thrown out of office she was indicted by an anti-corruption
agency for negligence over a rice subsidy scheme that ran up
big losses. The Senate is expected to impeach her for that,
which could result in a ban from politics.
But Yingluck's Puea Thai party still runs the caretaker
government and it is hoping to organise an election,
tentatively scheduled for July 20, that it would probably
Thaksin or his loyalists have won every election since 2001.
But his enemies say he is corrupt and buys votes and they
want an appointed "people's council" to oversee electoral
rule changes to stop the Shinawatras from winning.
Thailand has been divided for years by a struggle between the
royalist establishment and Thaksin, a former
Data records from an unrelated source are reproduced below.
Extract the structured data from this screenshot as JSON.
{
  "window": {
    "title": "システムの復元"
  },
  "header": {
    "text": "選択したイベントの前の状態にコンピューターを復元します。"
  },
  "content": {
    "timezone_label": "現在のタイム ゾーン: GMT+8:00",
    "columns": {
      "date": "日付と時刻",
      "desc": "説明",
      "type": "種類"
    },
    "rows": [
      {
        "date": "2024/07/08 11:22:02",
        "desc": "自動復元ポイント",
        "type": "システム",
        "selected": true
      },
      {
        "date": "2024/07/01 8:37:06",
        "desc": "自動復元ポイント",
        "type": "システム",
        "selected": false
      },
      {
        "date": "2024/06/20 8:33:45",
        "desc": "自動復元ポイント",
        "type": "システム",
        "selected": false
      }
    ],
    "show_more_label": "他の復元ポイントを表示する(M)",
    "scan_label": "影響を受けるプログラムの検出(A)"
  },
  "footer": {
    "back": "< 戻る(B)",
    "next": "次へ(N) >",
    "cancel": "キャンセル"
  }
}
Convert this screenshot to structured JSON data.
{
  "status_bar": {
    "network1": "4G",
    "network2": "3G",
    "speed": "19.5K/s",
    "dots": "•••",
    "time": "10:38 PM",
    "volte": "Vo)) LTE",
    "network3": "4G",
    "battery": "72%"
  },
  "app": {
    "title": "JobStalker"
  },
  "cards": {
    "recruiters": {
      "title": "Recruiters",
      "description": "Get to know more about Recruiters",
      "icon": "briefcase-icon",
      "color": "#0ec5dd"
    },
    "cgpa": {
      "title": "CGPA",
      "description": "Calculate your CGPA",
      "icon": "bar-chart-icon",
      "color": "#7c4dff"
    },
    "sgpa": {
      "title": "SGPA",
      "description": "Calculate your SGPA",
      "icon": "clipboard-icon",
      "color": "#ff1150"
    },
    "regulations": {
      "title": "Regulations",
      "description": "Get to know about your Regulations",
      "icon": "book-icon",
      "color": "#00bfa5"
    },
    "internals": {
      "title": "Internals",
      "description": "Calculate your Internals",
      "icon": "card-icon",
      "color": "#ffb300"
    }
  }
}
telecommunications tycoon who fuelled a spectacular political
rise with policies that won over the rural and urban poor.
But Thaksin's success posed a challenge to the traditional
Bangkok-based power elite and he was dogged by accusations of
corruption. He was ousted in a military coup in 2006 and has
lived abroad since being sentenced to jail for graft in 2008.
The rival supporters are staging sit-in protests at various
places in and on the outskirts of Bangkok, raising fears of
Two anti-government protesters were injured in a suspected
grenade blast on Saturday night outside the prime minister's
offices, which have been vacant for weeks.
Yingluck's "red shirt" supporters have denounced her removal
as a judicial coup and have warned of a tough reaction if
their caretaker government is also thrown out.
The Senate is due to hold a special session on Monday to
discuss the crisis.
The army, which has staged numerous coups since the end of
absolute monarchy in 1932, has stayed out of the turmoil,
with the army chief insisting that politicians have to settle
the dispute. But substantial violence would raise the
possibility of military intervention.